- All Music Guide
"Points of entry abound in Piano Duets – Live in Berlin 93/94 by the married team of Aki Takase and Alex von Schlippenbach. Frank Zappa’s You Are What You Is is more funky than you’d expect from either the composer or the players. The two-piano version of his The Morlocks and her Chapelure Japonaise deploy two prepared pianos for blistering mechanical boogie woogie and other metal delights. A playful duet on Misterioso introduces a little Monk medley with two reflective solo turns. Takase’s Tales Of Something winks between the silences. There are worlds in worlds here, dive deep."
"Though they’ve created their own careers separately – Takase as a solo artist and Schlippenbach as a key figure in the turbulent European free jazz scene – this wife-and-husband piano duo finds plenty of complementary space to work in. There’s a Monk medley and an easy-going Zappa tune, but the real thrust of the music occurs in the four self-penned pieces, where they can prod and poke each other’s lines, one supporting with a sturdy bass line or cushion of chords while the other leads into uncharted thematic territory, all the while unafraid of a random stride phrase or dissonant episode. On “The Morlocks” and “Chapelure Japonaise” they “prepare“ the strings of one piano in a riveting “ballet mechanique” of clangs and rattles."
- Art Lange, Pulse
Aki Takase: piano
Alexander von Schlippenbach: piano
Tracks 1 to 3 recorded on March 13th, 1993, at the Gethsemane-Kirche in Berlin.
Recording staff: Harald Nestler, Peter Roeske, Ralph Seidler, Christoph Engelke, Andy Bülow, Uwe Lauschke, Barbara Rüger.
Tracks 4 to 9 recorded on December 9th, 1994, at the DeutschlandRadio, Studio 10 in Berlin.
Recording staff: Klaus Bischke, Hans Martin, Brigitte Siewert, Barbara Rüger.
A recording by the DeutschlandRadio, Funkhaus Berlin.
Produced by Aki Takase and Alexander von Schlippenbach.
Booklet artwork: Vincent von Schlippenbach.
Layout: Jost Gebers.
Photo: Inge Ofenstein.
supported by 6 fans who also own “Piano Duets: Live in Berlin 93/94”

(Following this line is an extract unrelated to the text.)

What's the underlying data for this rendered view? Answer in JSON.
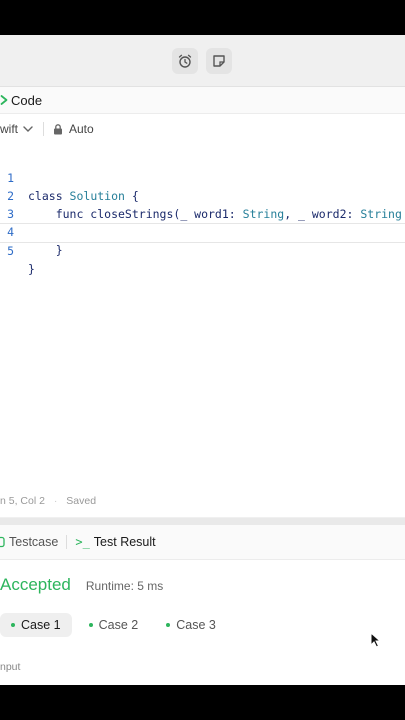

Total mastery of patience, time, and drama create a constantly engaging journey that never gets tiresome or same-y: in fact the harder you listen the better it gets! Somehow Sorey et al. find a way to combine the deep listening and spontaneous interaction of the best jazz with the sense of every tone and sound being worth a universe of listening, which could be equally from Cage and Feldman or the accompaniment to an ancient ritual.
The recording/engineering is absolutely perfect as well. Giles